THE HISTORY OF THE MISTLETOE TRADITION
The traditions that surround the parasitic mistletoe are steeped in European myth, many of which have been passed on generation to generation through centuries of our history. The earliest stories we know of about date back to the Druids, Celts and the Norse who believed that mistletoe possessed strange and magical powers.
It was down to the mystery of the mistletoe's method of reproduction, along with its ability to remain evergreen while over-wintering on dormant, leafless hosts that led many cultures to link this plant to spontaneous generation, fertility and aphrodisiacs.
The druids in particular venerated it, especially when found it attached to oak trees.

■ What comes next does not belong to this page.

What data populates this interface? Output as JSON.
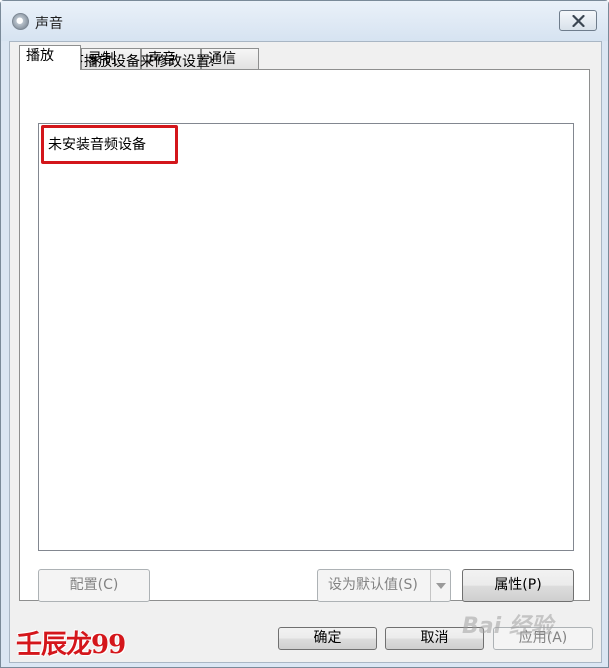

It's believed that they would cut the mistletoe ceremonially from these 'sacred' oaks with a golden knife. After which it would then be used to create medicines which they thought would cure sterility and counteract poisons.
A popular practice in medieval England was for women wishing to conceive to wrap mistletoe around their waists and wrists to increase fertility. However in Brittany, Northern France, the plant is known as Herbe de la Croix because it's thought that Christ's cross was made from mistletoe wood. The story goes that mistletoe once used to be a tree in its own right, and it was wood from this tree that was used to make Christ's crucifixion cross. As a punishment for its role in the death of Christ, the mistletoe was cursed, no longer welcome to a place on Gods earth. This led the mistletoe to return as it's seen today, as a parasite dependent on other trees for its life.

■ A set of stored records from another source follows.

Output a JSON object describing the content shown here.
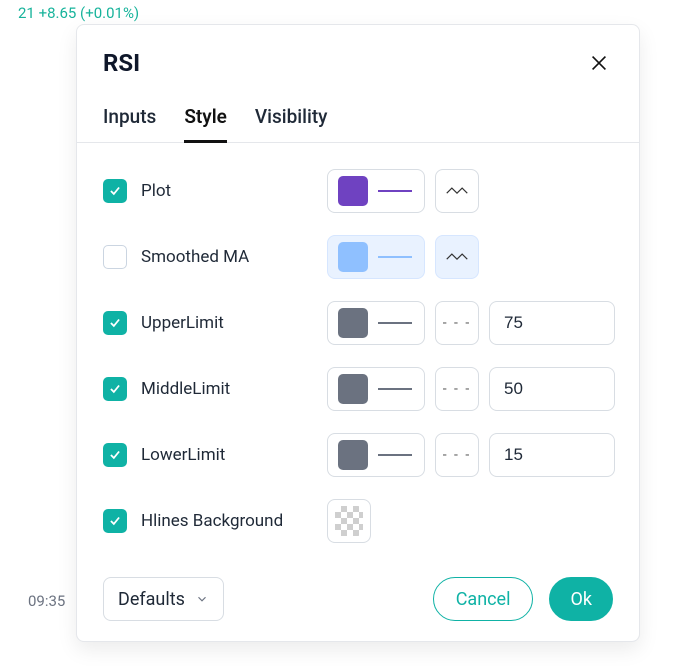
{
  "background": {
    "price_delta": "21 +8.65 (+0.01%)",
    "time_label": "09:35"
  },
  "modal": {
    "title": "RSI",
    "tabs": {
      "inputs": "Inputs",
      "style": "Style",
      "visibility": "Visibility",
      "active": "style"
    },
    "rows": {
      "plot": {
        "label": "Plot",
        "checked": true,
        "color": "#6f42c1",
        "disabled": false
      },
      "smoothed": {
        "label": "Smoothed MA",
        "checked": false,
        "color": "#8fc0ff",
        "disabled": true
      },
      "upper": {
        "label": "UpperLimit",
        "checked": true,
        "color": "#6b7280",
        "value": "75"
      },
      "middle": {
        "label": "MiddleLimit",
        "checked": true,
        "color": "#6b7280",
        "value": "50"
      },
      "lower": {
        "label": "LowerLimit",
        "checked": true,
        "color": "#6b7280",
        "value": "15"
      },
      "hlines": {
        "label": "Hlines Background",
        "checked": true
      }
    },
    "footer": {
      "defaults": "Defaults",
      "cancel": "Cancel",
      "ok": "Ok"
    }
  }
}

Baldur's death and resurrection is one of the most fascinating of all the old Norse myths and is believed to be at the conception of mistletoe being regarded as a "kissing" plant. Baldur's mother was the Norse goddess Frigga, and when he was born she made every plant, animal and inanimate object promise not to harm him.
For some unknown reason she overlooked the fated mistletoe plant and the mischievous Norse god of the Norse Loki decided to take advantage of this. In a tale of treachery the malevolent trickster Loki discovered her oversight and fashioned a dart made from the plant. Then, in a cruel trick, placed it in the hand of Baldur's brother Hodor - the God of Darkness - and offered to guide his hand while teaching him to shoot darts. As he did so, he guided the dart directly into Baldur's heart. Frigga's tears of mourning were so wretched that the hapless mistletoe took pity on her. From that time on it bore milky white berries that were formed from her tears. This was the demise of Baldur- a vegetation deity in the Norse myths - and it was the sadness of his death that brought winter into the world. Eventually other Norse gods took pity on her and benevolenty restored Baldur life back to him. Overjoyed, Frigga pronounced the mistletoe sacred and ordered that it should be used to bring love into the world instead of death. Complying with Frigga's wishes, any two people passing under the mistletoe would now celebrate Baldur's resurrection by kissing underneath it.
Over time these myths transposed themselves into eighteenth-century England when at Christmas time a young lady standing under some mistletoe could not refuse to be kissed. Such a kiss could mean deep romance or lasting friendship, but if the girl remained un-kissed then she could not expect to marry until after the following year. In some parts of England the tradition is slightly different believing that anyone who kissed underneath mistletoe would be cursed never to marry. Here the tradition is to burn the mistletoe on the twelfth night as this will break the curse.
Elsewhere in England the mistletoe is still hung up in farm-houses and kitchens around Christmas time, and the young men have the privilege of kissing the girls under it. For every kiss they pluck a berry from the bush, but once the berries are gone the privilege ceases.